Coming to the end of our tour, I noticed a horse in the distance and asked Don Luis why he was on the plant side of the farm and not in the pasture, separated from the bulls. He explained that Cariño (Love) was getting used to the terrain where he was grazing because he needed exercise and would be used to plow the remainder of land that was to be utilized for planting. He saw the look of concern on my face and quickly assured me that Cariño would not be overburdened in this work. I also asked him why he had named the horse Cariño and he told me I would soon find out.
Well, Mr. Ed had nothing on Cariño. He was the friendliest horse I have had the chance to meet. He immediately came towards me and nibbled my arm and then continued to push me with his long snout as we all conversed about the bulls eating hay on the other side of the fence.
It turns out that these rare bulls (bueyes criollos) are of a breed that slowly disappeared in the middle part of the 20th century as Puerto Rico moved from an agrarian into an industrial society. Don Luis said he had the opportunity to secure some of these bulls and he decided to increase their numbers again. He explained how these
animals were the backbone of agriculture on the island starting back in the 1930s. I asked him why and he said they are very strong animals with very short hair and extremely tolerant of the brutal heat of Puerto Rico. I noticed that his bulls were not castrated and asked him why. He said that it was cruel to castrate another living creature; that it took away part of the essence of what makes that creature what it is. I then asked him how he dealt with these bulls when they became ornery; he said they would figure that out themselves. I believe this is a very humane way of dealing with this situation and just another example of Don Luis’ respect for all living things.
As our tour of the farm came to an end, we headed back to Don Luis’ house for a wonderful lunch of homemade bread, cheese and, of course, the delicious Parcha juice that Doña Carmen had so graciously put together for us. It was the perfect finish to such an amazing morning. It was also the way that hospitality is shared on the island; great organic food, zeitgeist at the table and beautiful people that are now our friends and teachers.
After we finished our delightful lunch, Don Luis showed us his wonderful collection of seeds. He is truly a master agronomist, farmer and keeper of the seed, as well as, a man closely connected to Mother Earth and Source! My last reflections of all that I saw and experienced that day was the fact that these old timers, who know and truly understand the agricultural past, are quickly disappearing; many times without their precious knowledge and wisdom being documented and lost forever when they pass on.
For those of us who do the work of sustainability in addressing the plight of the land and the oceans, it is imperative that we seek out and preserve the repositories of invaluable data that these stewards of the commons possess. Moreover, it is of the utmost importance that we develop a sensitivity, ergo a spirituality, that compliments the application of this age old information. Our very existence depends on it!

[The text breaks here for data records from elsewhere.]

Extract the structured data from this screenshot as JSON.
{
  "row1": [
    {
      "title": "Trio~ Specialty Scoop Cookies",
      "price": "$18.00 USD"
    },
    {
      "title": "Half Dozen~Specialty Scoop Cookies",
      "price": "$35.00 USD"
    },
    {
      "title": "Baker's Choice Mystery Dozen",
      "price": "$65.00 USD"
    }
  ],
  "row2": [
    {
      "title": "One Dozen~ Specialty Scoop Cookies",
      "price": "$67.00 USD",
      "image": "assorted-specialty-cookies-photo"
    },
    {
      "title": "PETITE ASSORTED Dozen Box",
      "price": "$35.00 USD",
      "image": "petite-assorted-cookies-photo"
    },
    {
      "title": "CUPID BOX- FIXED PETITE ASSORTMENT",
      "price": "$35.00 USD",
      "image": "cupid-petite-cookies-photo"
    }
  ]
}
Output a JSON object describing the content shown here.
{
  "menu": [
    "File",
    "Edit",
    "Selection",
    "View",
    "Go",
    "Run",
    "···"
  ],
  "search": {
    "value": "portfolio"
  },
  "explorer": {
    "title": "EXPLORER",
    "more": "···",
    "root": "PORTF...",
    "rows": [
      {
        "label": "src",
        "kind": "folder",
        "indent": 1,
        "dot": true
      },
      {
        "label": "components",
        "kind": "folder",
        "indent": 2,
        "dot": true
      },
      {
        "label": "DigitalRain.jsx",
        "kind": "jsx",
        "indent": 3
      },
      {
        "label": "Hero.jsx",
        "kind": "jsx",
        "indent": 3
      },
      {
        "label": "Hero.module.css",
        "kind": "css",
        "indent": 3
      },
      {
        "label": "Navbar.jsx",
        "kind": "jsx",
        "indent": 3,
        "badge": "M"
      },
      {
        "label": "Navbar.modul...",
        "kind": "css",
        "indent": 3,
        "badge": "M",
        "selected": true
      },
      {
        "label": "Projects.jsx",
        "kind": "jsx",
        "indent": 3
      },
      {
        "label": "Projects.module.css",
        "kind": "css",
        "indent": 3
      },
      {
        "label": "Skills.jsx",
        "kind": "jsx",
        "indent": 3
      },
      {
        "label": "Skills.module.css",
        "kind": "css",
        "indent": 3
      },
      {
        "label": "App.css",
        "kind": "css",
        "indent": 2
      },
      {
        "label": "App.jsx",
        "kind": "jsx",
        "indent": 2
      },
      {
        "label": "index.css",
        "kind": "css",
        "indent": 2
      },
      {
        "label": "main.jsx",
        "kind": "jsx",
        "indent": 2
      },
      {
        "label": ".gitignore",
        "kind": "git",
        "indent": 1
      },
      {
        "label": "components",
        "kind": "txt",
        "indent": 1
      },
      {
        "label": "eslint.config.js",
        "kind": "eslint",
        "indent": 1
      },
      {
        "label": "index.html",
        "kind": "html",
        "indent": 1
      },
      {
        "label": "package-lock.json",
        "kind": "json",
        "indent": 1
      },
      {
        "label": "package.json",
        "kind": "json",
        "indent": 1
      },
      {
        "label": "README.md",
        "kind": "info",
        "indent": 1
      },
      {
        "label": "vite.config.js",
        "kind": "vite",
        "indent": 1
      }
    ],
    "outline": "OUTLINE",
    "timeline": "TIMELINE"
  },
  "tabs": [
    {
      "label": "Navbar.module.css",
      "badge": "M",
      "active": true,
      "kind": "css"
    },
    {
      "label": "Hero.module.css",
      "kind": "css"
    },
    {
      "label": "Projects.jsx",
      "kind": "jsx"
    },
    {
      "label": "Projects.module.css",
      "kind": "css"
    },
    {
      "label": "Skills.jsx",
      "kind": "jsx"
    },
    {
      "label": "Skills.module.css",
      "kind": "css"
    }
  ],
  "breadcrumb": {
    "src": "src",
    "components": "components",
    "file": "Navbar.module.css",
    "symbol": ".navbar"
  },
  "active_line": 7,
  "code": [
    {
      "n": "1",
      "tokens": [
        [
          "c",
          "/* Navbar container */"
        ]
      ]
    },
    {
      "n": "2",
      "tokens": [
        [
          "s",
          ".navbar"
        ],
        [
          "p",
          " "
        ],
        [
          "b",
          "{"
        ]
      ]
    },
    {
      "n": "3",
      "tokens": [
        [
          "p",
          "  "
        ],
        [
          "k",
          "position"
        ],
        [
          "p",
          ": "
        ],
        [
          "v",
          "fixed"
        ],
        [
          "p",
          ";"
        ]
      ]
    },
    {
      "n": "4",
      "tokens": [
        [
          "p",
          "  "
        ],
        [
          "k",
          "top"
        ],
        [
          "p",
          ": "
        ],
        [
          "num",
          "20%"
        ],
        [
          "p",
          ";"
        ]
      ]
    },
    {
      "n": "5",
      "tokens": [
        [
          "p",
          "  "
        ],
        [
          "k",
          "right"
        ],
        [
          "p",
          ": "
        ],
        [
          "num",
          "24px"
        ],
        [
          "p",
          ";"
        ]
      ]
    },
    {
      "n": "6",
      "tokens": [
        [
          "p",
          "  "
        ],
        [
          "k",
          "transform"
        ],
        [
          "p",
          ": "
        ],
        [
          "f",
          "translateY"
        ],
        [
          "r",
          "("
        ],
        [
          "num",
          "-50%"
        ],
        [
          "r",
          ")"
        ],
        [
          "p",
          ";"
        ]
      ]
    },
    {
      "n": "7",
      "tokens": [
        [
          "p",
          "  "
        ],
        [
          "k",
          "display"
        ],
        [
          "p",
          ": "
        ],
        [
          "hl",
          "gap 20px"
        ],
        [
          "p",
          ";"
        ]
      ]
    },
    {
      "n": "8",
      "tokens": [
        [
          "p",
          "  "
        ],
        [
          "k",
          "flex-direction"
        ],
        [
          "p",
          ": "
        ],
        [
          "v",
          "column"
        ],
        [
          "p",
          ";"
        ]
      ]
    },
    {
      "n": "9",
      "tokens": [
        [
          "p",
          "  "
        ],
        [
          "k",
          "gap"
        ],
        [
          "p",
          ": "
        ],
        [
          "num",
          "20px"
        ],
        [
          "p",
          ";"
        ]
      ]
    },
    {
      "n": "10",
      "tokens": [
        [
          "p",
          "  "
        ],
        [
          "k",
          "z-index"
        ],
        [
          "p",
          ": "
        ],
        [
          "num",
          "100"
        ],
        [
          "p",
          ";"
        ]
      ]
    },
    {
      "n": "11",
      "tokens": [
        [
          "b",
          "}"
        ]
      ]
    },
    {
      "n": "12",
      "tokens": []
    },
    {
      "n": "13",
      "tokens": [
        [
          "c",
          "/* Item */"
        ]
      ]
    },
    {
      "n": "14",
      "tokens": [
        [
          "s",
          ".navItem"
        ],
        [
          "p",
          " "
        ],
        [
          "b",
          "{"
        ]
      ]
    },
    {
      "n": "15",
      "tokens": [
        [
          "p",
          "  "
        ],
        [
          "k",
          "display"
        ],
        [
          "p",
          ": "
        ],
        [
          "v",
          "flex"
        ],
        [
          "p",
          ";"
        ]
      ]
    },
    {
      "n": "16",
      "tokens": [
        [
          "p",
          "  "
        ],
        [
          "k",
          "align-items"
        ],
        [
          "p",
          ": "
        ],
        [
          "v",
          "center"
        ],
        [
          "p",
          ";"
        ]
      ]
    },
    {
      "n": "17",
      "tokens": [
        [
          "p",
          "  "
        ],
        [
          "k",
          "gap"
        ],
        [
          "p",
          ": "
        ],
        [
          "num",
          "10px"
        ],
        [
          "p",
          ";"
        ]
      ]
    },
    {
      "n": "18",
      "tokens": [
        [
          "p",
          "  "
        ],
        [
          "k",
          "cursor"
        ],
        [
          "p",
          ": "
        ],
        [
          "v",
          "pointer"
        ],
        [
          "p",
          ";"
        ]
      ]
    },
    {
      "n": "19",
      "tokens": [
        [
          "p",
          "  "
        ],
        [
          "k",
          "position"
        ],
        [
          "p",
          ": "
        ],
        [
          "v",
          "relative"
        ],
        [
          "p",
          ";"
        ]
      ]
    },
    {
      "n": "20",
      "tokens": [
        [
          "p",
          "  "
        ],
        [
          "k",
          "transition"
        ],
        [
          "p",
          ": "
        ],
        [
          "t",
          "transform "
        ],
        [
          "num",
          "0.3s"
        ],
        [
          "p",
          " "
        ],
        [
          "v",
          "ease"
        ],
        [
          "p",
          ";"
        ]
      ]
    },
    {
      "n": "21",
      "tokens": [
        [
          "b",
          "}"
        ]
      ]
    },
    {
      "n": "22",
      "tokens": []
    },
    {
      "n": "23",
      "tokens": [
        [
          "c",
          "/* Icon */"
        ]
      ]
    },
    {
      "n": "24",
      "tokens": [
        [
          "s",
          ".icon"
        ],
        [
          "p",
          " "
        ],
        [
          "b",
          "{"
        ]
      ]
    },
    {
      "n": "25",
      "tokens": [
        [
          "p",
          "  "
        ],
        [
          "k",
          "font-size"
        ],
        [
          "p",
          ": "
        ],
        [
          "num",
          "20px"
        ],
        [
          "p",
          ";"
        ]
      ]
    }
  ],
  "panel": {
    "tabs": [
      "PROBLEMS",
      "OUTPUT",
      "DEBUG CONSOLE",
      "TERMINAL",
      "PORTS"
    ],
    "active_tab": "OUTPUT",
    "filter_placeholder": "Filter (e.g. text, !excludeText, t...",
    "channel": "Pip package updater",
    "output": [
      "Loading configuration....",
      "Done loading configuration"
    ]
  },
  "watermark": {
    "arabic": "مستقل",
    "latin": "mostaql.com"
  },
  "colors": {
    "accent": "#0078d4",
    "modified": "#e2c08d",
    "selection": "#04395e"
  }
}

Note: If you’re ever in Puerto Rico and you would like to visit Don Luis and see his organic farm Mi Casa, USDA certified by the way, give him a call at 1.787.306.3672. He speaks English for those of you who don’t speak Spanish.